Why analyze disk space usage on Mac?
More recently, the 20GB seemed enough for the common Mac user. Today, half of that space would be divided between a Mac operating system and a regular set of apps.
The various system processes of macOS need a certain amount of free disk space to function at their best, and an overfilled hard drive can actually slow your Mac down. This is true especially for portable devices owners who often face limited space issues.
Your startup drive should always have at least 10 GB or 10% of your hard drive free. That is why you should analyze your disk space usage and remove old and bulky files.
How to manually find the “space eaters’ on Mac
Find large user’s files
First of all, look at the staff that you’ve put on the Mac yourself. This category commonly includes music, photos, and videos you’ve downloaded or captured. Do not forget about various types of other documents that you’ve created or added, and applications that you’ve installed. Looking through your home folder, you can probably get a sense of which documents you need or want to keep, which you no longer need at all, and which you need to keep but don’t open regularly. Also, you can look through your Mac’s Applications folder and decide whether you need all the applications that you have in there.
Find large system and application files
Scrubbing disk space used by various systems and applications is a risky idea, particularly if you’re not very familiar with the staff that runs a Mac operating system. We only mention categories where to look for files that take up a lot of space and most likely can be safe to remove.
- Unused Applications
- Preference Panes
- Screensavers, and Widgets
- Preferences and application support files Left by Deleted Applications
- Mail Attachments
- Downloaded Items Excess Developer Tools
- Old iOS App and Podcast Files
- Unneeded iOS Update Files
- iOS Backups
- System and Application Cache Folders
Certainly, disk space inventory is rather tedious and monotonous work, especially if you do it regularly.
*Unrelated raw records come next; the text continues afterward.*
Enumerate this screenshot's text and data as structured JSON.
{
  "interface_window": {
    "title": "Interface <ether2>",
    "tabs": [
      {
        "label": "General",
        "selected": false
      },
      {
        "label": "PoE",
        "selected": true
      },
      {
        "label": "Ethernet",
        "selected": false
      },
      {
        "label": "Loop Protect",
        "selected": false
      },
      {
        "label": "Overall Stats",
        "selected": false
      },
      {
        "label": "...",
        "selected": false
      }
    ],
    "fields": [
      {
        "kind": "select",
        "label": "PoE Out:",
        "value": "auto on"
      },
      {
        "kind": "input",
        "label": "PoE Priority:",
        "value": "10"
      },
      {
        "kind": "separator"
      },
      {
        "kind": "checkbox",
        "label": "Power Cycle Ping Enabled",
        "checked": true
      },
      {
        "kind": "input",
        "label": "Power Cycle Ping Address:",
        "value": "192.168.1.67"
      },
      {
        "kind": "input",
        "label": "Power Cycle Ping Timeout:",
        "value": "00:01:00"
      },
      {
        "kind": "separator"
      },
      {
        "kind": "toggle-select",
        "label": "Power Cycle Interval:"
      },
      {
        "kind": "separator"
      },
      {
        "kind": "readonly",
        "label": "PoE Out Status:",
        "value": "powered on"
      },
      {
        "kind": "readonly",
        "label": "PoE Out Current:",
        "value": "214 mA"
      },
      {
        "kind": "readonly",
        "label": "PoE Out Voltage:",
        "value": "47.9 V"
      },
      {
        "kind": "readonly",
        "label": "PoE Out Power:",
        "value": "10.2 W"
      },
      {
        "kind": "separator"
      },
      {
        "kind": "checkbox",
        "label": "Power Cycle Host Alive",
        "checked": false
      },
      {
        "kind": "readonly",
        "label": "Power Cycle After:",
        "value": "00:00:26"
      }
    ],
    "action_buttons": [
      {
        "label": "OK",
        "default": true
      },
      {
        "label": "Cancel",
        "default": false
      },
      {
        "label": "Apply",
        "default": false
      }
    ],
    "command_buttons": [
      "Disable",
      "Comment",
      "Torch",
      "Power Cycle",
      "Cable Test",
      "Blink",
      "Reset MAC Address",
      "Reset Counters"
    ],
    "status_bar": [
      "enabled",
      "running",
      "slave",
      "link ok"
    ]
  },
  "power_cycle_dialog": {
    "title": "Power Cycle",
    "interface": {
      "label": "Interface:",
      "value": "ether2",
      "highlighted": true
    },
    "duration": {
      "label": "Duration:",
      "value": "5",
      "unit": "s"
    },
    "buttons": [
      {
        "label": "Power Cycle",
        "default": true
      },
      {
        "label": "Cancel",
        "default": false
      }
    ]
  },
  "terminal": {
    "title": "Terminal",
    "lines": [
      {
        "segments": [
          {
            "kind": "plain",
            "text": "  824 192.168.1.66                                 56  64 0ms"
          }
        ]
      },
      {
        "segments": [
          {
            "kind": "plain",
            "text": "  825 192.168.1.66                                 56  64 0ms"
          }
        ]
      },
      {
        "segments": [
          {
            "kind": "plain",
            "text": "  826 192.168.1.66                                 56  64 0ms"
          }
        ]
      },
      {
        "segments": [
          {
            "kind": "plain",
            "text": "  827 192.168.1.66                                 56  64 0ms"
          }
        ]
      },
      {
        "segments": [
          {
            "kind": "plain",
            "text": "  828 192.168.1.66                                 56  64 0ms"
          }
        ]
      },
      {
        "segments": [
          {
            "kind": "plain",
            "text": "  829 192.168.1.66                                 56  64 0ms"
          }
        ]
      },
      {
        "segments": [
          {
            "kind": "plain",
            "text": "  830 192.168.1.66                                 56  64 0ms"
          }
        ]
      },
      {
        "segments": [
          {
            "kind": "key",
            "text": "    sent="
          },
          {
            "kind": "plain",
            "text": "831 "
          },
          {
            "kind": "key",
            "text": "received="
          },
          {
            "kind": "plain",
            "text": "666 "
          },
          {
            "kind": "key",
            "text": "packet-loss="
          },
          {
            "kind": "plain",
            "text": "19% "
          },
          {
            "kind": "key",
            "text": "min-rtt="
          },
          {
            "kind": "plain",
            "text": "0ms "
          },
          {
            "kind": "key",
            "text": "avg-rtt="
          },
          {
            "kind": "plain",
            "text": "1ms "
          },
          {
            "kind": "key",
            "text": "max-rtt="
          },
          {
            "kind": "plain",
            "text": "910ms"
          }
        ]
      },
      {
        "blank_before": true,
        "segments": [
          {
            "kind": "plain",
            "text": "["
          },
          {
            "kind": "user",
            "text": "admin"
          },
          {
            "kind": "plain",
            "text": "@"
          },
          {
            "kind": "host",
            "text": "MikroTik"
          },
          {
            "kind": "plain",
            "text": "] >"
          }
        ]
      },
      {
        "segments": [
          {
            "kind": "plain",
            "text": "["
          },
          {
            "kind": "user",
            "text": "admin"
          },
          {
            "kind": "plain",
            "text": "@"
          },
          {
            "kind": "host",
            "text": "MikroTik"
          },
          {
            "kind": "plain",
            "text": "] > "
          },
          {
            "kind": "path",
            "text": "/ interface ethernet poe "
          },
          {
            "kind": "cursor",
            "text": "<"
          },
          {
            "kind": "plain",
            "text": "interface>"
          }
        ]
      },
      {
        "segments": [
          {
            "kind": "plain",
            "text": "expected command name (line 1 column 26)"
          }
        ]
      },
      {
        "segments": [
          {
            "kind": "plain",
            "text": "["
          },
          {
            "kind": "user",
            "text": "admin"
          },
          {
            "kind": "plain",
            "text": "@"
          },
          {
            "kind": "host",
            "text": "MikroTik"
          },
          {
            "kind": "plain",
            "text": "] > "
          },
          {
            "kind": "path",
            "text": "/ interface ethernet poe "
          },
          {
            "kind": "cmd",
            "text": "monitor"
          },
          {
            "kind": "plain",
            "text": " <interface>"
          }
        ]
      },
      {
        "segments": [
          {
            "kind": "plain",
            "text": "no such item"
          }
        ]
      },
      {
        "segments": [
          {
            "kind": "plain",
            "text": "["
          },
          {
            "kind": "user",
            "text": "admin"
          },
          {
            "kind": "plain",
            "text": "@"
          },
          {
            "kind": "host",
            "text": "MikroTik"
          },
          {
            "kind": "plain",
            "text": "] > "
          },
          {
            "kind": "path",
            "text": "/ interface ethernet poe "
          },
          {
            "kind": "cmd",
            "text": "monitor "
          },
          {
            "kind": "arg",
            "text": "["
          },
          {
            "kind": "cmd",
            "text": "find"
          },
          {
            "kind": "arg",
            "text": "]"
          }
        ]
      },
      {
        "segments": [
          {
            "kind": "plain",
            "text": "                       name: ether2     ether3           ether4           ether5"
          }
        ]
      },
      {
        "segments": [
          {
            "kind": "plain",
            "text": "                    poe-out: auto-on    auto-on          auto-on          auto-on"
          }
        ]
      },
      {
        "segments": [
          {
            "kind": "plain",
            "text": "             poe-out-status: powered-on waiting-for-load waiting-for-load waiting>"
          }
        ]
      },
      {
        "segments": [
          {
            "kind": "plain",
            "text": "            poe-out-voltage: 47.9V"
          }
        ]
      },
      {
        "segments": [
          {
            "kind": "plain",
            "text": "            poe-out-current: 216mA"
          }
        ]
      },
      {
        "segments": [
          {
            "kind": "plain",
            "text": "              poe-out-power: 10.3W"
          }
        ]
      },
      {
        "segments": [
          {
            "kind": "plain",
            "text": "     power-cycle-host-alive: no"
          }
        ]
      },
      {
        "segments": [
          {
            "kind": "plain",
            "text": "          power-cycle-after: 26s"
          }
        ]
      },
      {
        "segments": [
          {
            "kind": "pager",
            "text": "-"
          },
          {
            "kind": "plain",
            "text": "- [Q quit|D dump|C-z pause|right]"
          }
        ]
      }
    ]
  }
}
You can do this manually by opening each folder and checking the size of the documents within it. Unfortunately, this process can take quite a lot of time. If you don’t want to spend a day or more looking through all your documents, you can use special tools that will help you identify files that are taking up large amounts of disk space.
If you need such an efficient tool, keep on reading. We will tell you what is the best disk utility for Mac, which provides the largest set of useful features for quick analyzing of storage space.
How to find what is taking space on Mac using Disk Space Analyzer
Disk Space Analyzer allows you to do a deep analysis of your Mac’s hard drive or any external drive, checking each folder’s content. It represents disk space as an interactive pie chart so that it’s easy to see and navigate through each Mac folder, see their size and deal with the bulkiest files in them or, if you wish, the whole folder.
In short, Disk Space Analyzers helps to find large files on Mac and quickly free up more space by removing unneeded old ‘space eaters.’ When your Mac HD starts to fill up, you don’t have to waste time manually searching for big files. Disk Space Analyzer from Nektony does this task quickly, easily and efficiently, and of course it does it for you.
Steps on how to find and remove the biggest files on Mac:
- Launch Disc Space Analyzer.
- Select a disk or folder and click the Play button to scan it.
- In a while, the applications will represent files and folders as a sunburst diagram. Every sector on the diagram is a separate file or folder. The size of the sector corresponds to the size of the item. Also, you can see the list of the biggest items in the Biggest Files tab on the right section of the screen.
- Select unneeded biggest files. You can select them using the checkboxes on the right or drag and drop them right from the diagram to the bottom right corner.
- Click to remove them or move to an external drive.
You can get details about each sector by drilling down through large folders and then through subfolders.
Some quick notes about Disk Space Analyzer
- The application scans both hard and remote drives.
- It can be used before data transfer and system backup. It is not possible to delete items from backups, but, instead, a parent folder could be opened in Finder and be removed from there.
- It can operate in background mode thus, you can do your other tasks while the app scans your disk and creates a visualization of your space usage.
- It allows you to reveal files in Finder or preview the files using the Quick Look option.
- Its scanning speed is extremely fast. For example, for a 100GB hard drive, it takes less than one minute to scan and show the results. The external drives can be scanned with the same speed. Disk Space Analyzer is optimized for Apple Silicone and it takes less than 10 seconds to scan the 139 GB disk on a MacBook Pro with M1.
- It scans the FileVault-protected Home folder. To enable the FileVault protection, you should switch it on in the System Preferences. For this, go to the Security and Privacy section → FileVault tab. As soon as the Folder is displayed in Finder, the application will see it and allow you to scan it.
Disk Space Analyzer is particularly good at helping you to visualize the space used on internal and external Mac hard drives. You can try it out for free with a 7-day free trial.